Pruning is much more than a mere aesthetic exercise; it serves as a strategic intervention allowing plants to reach their fullest potential. This delicate balance between human intervention and nature's course forms the heart of gardening.
The What and Why of Pruning
Pruning involves removing dead, damaged, or diseased portions of a plant to prevent the spread of harmful pathogens, consequently enhancing the plant's overall health. Moreover, the art of pruning guides a plant's growth in a specific pattern to ensure harmony with its surroundings. For fruit-bearing plants, pruning encourages the production of new fruiting wood, increasing yield.

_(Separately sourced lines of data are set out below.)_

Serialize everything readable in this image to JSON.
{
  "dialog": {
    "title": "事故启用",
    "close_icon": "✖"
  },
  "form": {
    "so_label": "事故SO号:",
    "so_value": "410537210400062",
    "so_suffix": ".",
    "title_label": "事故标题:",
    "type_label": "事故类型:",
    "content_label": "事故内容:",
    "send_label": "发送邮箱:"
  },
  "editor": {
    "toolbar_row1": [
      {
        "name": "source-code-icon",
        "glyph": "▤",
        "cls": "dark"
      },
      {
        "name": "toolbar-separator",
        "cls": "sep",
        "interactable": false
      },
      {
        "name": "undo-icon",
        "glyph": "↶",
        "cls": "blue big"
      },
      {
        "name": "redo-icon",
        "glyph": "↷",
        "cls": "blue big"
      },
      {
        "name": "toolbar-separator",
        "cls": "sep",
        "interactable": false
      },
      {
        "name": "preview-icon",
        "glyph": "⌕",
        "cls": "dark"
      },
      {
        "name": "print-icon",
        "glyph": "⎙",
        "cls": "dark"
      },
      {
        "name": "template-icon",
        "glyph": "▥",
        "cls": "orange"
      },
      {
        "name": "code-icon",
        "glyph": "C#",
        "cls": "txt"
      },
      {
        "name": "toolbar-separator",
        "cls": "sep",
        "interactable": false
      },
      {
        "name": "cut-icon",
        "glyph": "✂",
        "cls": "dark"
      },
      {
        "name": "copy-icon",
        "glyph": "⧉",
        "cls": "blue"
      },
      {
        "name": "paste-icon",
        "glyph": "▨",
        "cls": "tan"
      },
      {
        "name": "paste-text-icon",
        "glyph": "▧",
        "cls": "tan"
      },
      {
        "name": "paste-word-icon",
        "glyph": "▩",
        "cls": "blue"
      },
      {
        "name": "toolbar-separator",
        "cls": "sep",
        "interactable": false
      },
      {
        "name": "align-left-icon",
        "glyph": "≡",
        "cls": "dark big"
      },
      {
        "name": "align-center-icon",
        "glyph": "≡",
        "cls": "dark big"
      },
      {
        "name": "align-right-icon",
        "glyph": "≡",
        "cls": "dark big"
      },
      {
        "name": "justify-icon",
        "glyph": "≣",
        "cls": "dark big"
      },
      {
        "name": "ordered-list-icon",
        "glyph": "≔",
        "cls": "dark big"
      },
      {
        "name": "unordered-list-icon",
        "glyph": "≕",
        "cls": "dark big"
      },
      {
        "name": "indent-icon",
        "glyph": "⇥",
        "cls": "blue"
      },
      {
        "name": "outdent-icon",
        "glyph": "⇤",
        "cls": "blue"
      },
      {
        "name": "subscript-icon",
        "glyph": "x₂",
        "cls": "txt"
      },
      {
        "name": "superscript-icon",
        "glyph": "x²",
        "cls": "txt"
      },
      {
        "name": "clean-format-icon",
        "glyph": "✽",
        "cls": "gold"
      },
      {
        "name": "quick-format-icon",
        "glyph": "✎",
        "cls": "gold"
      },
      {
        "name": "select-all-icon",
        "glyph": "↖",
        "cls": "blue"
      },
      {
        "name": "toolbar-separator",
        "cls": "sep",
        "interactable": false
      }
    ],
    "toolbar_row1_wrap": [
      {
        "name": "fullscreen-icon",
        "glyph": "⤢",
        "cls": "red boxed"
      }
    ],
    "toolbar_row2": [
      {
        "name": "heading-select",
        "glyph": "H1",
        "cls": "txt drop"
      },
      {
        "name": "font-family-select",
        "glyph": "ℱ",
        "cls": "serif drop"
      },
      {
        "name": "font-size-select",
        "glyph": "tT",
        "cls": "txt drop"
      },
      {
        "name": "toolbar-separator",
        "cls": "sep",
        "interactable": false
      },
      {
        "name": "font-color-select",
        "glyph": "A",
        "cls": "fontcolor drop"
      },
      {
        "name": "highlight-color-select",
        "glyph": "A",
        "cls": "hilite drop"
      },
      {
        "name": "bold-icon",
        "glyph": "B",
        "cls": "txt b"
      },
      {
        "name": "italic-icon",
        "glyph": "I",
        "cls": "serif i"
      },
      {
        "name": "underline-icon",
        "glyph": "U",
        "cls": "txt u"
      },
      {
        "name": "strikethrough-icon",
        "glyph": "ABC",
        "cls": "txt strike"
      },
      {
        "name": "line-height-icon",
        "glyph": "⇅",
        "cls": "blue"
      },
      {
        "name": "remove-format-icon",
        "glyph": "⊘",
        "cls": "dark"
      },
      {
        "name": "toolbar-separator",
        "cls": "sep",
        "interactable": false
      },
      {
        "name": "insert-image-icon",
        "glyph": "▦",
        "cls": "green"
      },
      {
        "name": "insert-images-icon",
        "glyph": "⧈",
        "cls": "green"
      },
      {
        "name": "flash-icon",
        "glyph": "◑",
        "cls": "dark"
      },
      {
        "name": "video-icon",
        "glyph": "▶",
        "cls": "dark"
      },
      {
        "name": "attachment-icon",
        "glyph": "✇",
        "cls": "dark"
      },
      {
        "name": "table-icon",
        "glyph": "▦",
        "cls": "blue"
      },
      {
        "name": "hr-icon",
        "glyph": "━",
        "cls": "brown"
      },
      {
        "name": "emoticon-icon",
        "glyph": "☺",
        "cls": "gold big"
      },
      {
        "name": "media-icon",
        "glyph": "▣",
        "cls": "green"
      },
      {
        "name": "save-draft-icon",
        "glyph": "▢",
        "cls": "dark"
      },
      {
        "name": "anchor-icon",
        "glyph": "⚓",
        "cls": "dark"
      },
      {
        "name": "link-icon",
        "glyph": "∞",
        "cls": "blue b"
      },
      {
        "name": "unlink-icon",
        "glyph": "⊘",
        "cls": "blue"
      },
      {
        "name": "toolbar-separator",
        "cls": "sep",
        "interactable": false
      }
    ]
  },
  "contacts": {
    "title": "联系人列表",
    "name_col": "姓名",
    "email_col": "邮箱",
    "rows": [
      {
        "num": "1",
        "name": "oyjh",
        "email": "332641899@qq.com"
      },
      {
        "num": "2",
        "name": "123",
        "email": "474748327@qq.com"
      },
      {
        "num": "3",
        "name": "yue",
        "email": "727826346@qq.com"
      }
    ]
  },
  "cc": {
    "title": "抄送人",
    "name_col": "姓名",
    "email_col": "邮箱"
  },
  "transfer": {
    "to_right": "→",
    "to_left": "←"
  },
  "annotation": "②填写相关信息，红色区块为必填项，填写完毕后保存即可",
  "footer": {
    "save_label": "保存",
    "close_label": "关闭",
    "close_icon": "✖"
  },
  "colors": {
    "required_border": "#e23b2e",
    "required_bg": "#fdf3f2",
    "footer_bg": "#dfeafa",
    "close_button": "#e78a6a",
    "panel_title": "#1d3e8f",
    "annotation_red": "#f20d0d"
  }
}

Pruning Techniques and Their Importance
Various techniques, such as thinning cuts, heading cuts, and pinching, all play a unique role in plant health and aesthetics. Thinning cuts remove entire branches or limbs to allow light and air to permeate, reducing plant density while preserving its natural shape. Heading cuts, on the other hand, promote denser growth, particularly useful for hedges or shrubs. Pinching, used primarily in herbaceous plants and soft-stemmed annuals, also encourages denser, bushier growth.
When to Prune

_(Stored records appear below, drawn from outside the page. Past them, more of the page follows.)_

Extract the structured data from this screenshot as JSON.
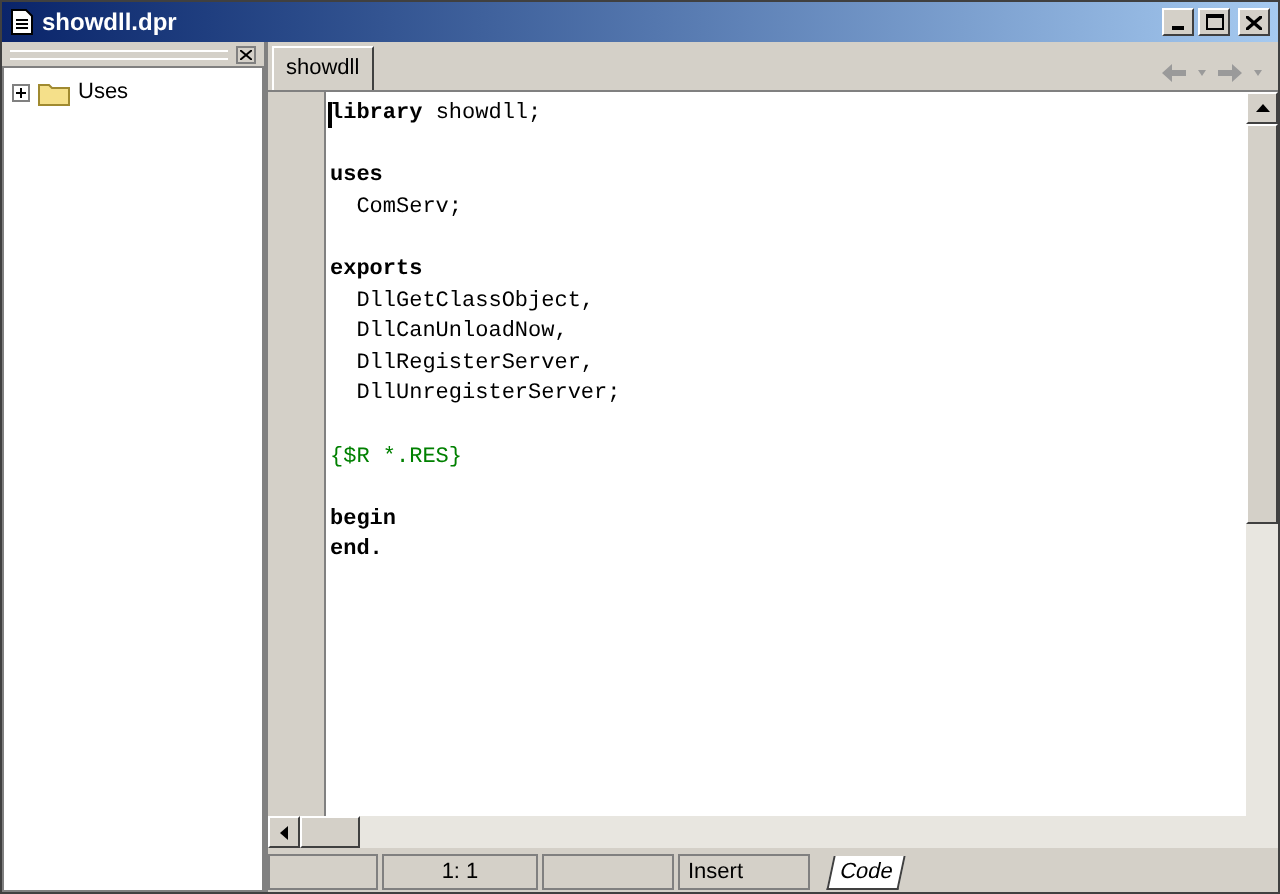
{
  "window": {
    "title": "showdll.dpr"
  },
  "tree": [
    {
      "label": "Uses",
      "expanded": false
    }
  ],
  "tabs": [
    {
      "label": "showdll",
      "selected": true
    }
  ],
  "code": [
    {
      "tokens": [
        {
          "kind": "keyword",
          "text": "library"
        },
        {
          "kind": "plain",
          "text": " showdll;"
        }
      ]
    },
    {
      "blank_line_before": true,
      "tokens": [
        {
          "kind": "keyword",
          "text": "uses"
        }
      ]
    },
    {
      "tokens": [
        {
          "kind": "plain",
          "text": "  ComServ;"
        }
      ]
    },
    {
      "blank_line_before": true,
      "tokens": [
        {
          "kind": "keyword",
          "text": "exports"
        }
      ]
    },
    {
      "tokens": [
        {
          "kind": "plain",
          "text": "  DllGetClassObject,"
        }
      ]
    },
    {
      "tokens": [
        {
          "kind": "plain",
          "text": "  DllCanUnloadNow,"
        }
      ]
    },
    {
      "tokens": [
        {
          "kind": "plain",
          "text": "  DllRegisterServer,"
        }
      ]
    },
    {
      "tokens": [
        {
          "kind": "plain",
          "text": "  DllUnregisterServer;"
        }
      ]
    },
    {
      "blank_line_before": true,
      "tokens": [
        {
          "kind": "comment",
          "text": "{$R *.RES}"
        }
      ]
    },
    {
      "blank_line_before": true,
      "tokens": [
        {
          "kind": "keyword",
          "text": "begin"
        }
      ]
    },
    {
      "tokens": [
        {
          "kind": "keyword",
          "text": "end."
        }
      ]
    }
  ],
  "status_bar": {
    "position": "1:  1",
    "mode": "Insert",
    "view_tab": "Code"
  }
}
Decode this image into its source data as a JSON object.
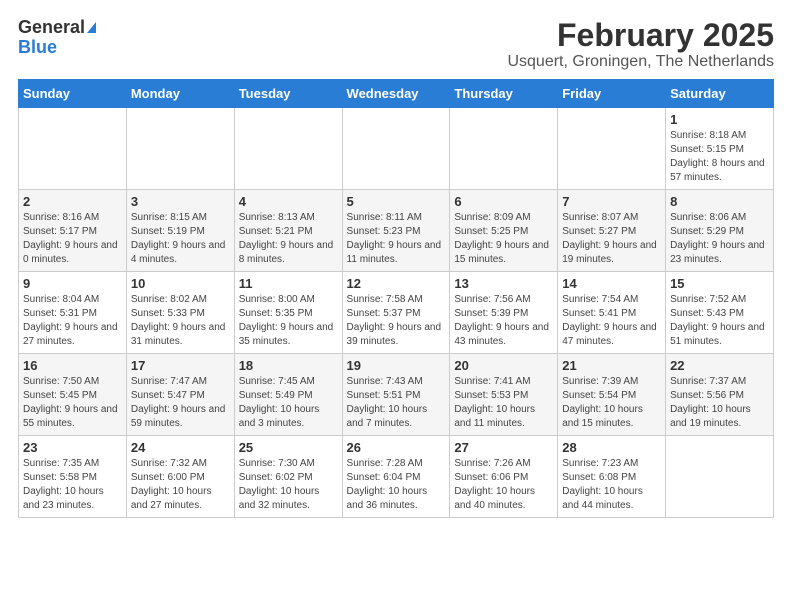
{
  "logo": {
    "general": "General",
    "blue": "Blue"
  },
  "title": "February 2025",
  "subtitle": "Usquert, Groningen, The Netherlands",
  "days_of_week": [
    "Sunday",
    "Monday",
    "Tuesday",
    "Wednesday",
    "Thursday",
    "Friday",
    "Saturday"
  ],
  "weeks": [
    [
      {
        "day": "",
        "info": ""
      },
      {
        "day": "",
        "info": ""
      },
      {
        "day": "",
        "info": ""
      },
      {
        "day": "",
        "info": ""
      },
      {
        "day": "",
        "info": ""
      },
      {
        "day": "",
        "info": ""
      },
      {
        "day": "1",
        "info": "Sunrise: 8:18 AM\nSunset: 5:15 PM\nDaylight: 8 hours and 57 minutes."
      }
    ],
    [
      {
        "day": "2",
        "info": "Sunrise: 8:16 AM\nSunset: 5:17 PM\nDaylight: 9 hours and 0 minutes."
      },
      {
        "day": "3",
        "info": "Sunrise: 8:15 AM\nSunset: 5:19 PM\nDaylight: 9 hours and 4 minutes."
      },
      {
        "day": "4",
        "info": "Sunrise: 8:13 AM\nSunset: 5:21 PM\nDaylight: 9 hours and 8 minutes."
      },
      {
        "day": "5",
        "info": "Sunrise: 8:11 AM\nSunset: 5:23 PM\nDaylight: 9 hours and 11 minutes."
      },
      {
        "day": "6",
        "info": "Sunrise: 8:09 AM\nSunset: 5:25 PM\nDaylight: 9 hours and 15 minutes."
      },
      {
        "day": "7",
        "info": "Sunrise: 8:07 AM\nSunset: 5:27 PM\nDaylight: 9 hours and 19 minutes."
      },
      {
        "day": "8",
        "info": "Sunrise: 8:06 AM\nSunset: 5:29 PM\nDaylight: 9 hours and 23 minutes."
      }
    ],
    [
      {
        "day": "9",
        "info": "Sunrise: 8:04 AM\nSunset: 5:31 PM\nDaylight: 9 hours and 27 minutes."
      },
      {
        "day": "10",
        "info": "Sunrise: 8:02 AM\nSunset: 5:33 PM\nDaylight: 9 hours and 31 minutes."
      },
      {
        "day": "11",
        "info": "Sunrise: 8:00 AM\nSunset: 5:35 PM\nDaylight: 9 hours and 35 minutes."
      },
      {
        "day": "12",
        "info": "Sunrise: 7:58 AM\nSunset: 5:37 PM\nDaylight: 9 hours and 39 minutes."
      },
      {
        "day": "13",
        "info": "Sunrise: 7:56 AM\nSunset: 5:39 PM\nDaylight: 9 hours and 43 minutes."
      },
      {
        "day": "14",
        "info": "Sunrise: 7:54 AM\nSunset: 5:41 PM\nDaylight: 9 hours and 47 minutes."
      },
      {
        "day": "15",
        "info": "Sunrise: 7:52 AM\nSunset: 5:43 PM\nDaylight: 9 hours and 51 minutes."
      }
    ],
    [
      {
        "day": "16",
        "info": "Sunrise: 7:50 AM\nSunset: 5:45 PM\nDaylight: 9 hours and 55 minutes."
      },
      {
        "day": "17",
        "info": "Sunrise: 7:47 AM\nSunset: 5:47 PM\nDaylight: 9 hours and 59 minutes."
      },
      {
        "day": "18",
        "info": "Sunrise: 7:45 AM\nSunset: 5:49 PM\nDaylight: 10 hours and 3 minutes."
      },
      {
        "day": "19",
        "info": "Sunrise: 7:43 AM\nSunset: 5:51 PM\nDaylight: 10 hours and 7 minutes."
      },
      {
        "day": "20",
        "info": "Sunrise: 7:41 AM\nSunset: 5:53 PM\nDaylight: 10 hours and 11 minutes."
      },
      {
        "day": "21",
        "info": "Sunrise: 7:39 AM\nSunset: 5:54 PM\nDaylight: 10 hours and 15 minutes."
      },
      {
        "day": "22",
        "info": "Sunrise: 7:37 AM\nSunset: 5:56 PM\nDaylight: 10 hours and 19 minutes."
      }
    ],
    [
      {
        "day": "23",
        "info": "Sunrise: 7:35 AM\nSunset: 5:58 PM\nDaylight: 10 hours and 23 minutes."
      },
      {
        "day": "24",
        "info": "Sunrise: 7:32 AM\nSunset: 6:00 PM\nDaylight: 10 hours and 27 minutes."
      },
      {
        "day": "25",
        "info": "Sunrise: 7:30 AM\nSunset: 6:02 PM\nDaylight: 10 hours and 32 minutes."
      },
      {
        "day": "26",
        "info": "Sunrise: 7:28 AM\nSunset: 6:04 PM\nDaylight: 10 hours and 36 minutes."
      },
      {
        "day": "27",
        "info": "Sunrise: 7:26 AM\nSunset: 6:06 PM\nDaylight: 10 hours and 40 minutes."
      },
      {
        "day": "28",
        "info": "Sunrise: 7:23 AM\nSunset: 6:08 PM\nDaylight: 10 hours and 44 minutes."
      },
      {
        "day": "",
        "info": ""
      }
    ]
  ]
}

Understanding the correct timing for pruning is just as crucial as the techniques. Generally, most pruning is done in late winter or early spring, just before the plant breaks dormancy. However, to control or direct growth, pruning can be done in the growing season, and for damage control, it can be performed as needed, regardless of the season.
Tools of the Trade

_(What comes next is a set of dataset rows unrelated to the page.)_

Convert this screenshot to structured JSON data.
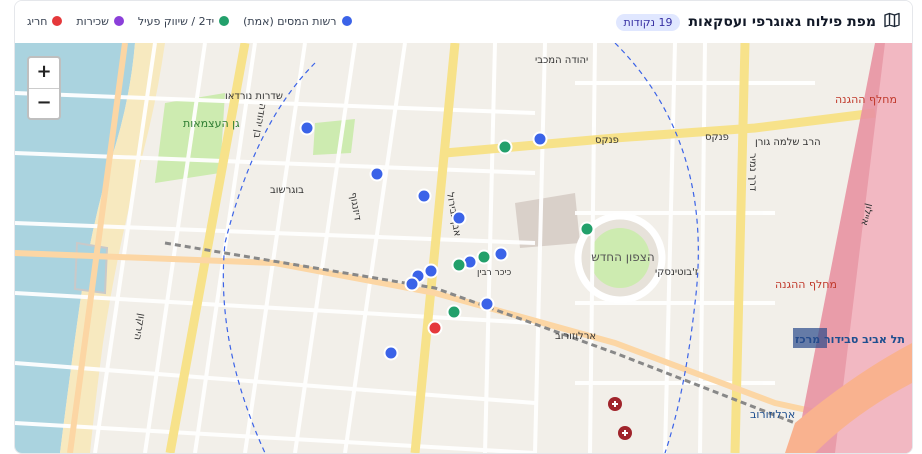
{
  "header": {
    "title": "מפת פילוח גאוגרפי ועסקאות",
    "count_badge": "19 נקודות",
    "map_icon": "map-icon"
  },
  "legend": [
    {
      "label": "רשות המסים (אמת)",
      "color": "#3b63e8"
    },
    {
      "label": "יד2 / שיווק פעיל",
      "color": "#22a06b"
    },
    {
      "label": "שכירות",
      "color": "#8b3fd9"
    },
    {
      "label": "חריג",
      "color": "#e5383b"
    }
  ],
  "zoom": {
    "in_label": "+",
    "out_label": "−"
  },
  "map_labels": {
    "park": "גן העצמאות",
    "square": "הצפון החדש",
    "street_pinkas": "פנקס",
    "street_arlozorov": "ארלוזורוב",
    "street_nordau": "שדרות נורדאו",
    "street_bugrashov": "בוגרשוב",
    "street_dizengoff": "דיזנגוף",
    "street_ibn_gvirol": "אבן גבירול",
    "street_yehuda_maccabi": "יהודה המכבי",
    "street_namir": "דרך נמיר",
    "street_jabotinsky": "ז'בוטינסקי",
    "street_ben_yehuda": "בן יהודה",
    "street_hayarkon": "הירקון",
    "street_shlomo_goren": "הרב שלמה גורן",
    "street_ayalon": "איילון",
    "station_savidor": "תל אביב סבידור מרכז",
    "station_hahagana": "מחלף ההגנה",
    "block": "כיכר רבין"
  }
}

The right tools are essential for successful pruning. Pruning shears are the go-to for cutting stems up to ¾ inch in diameter. For larger branches up to 2 ½ inches in diameter, lopping shears with long handles provide the necessary leverage. For branches larger than this, pruning saws are preferred.
Plant-Specific Pruning Techniques
The pruning methods can vary significantly depending on the type of plant. For young trees, the goal is to promote a strong, healthy structure. As trees mature, pruning should focus on maintaining their health and aesthetics. Deciduous shrubs benefit from thinning cuts to maintain the plant's natural shape, while evergreen shrubs require heading cuts for a more formal appearance. Roses require pruning in early spring, leaving only 3-5 strong, outward-facing canes.
Pruning is an art that requires practice and understanding. Effective pruning is a blend of science and art, demanding knowledge of plant biology and growth patterns, coupled with a careful hand and a thoughtful mind. It's not just about taking away; it's about knowing what to leave behind—the fostering of health, guiding growth, and revealing the beauty of the natural world.
In conclusion, by pruning carefully, we help shape the world around us. A pruned garden is a balanced garden, a testament to the symbiotic relationship between humans and nature, and a place where each plant has the opportunity to shine in its own unique way.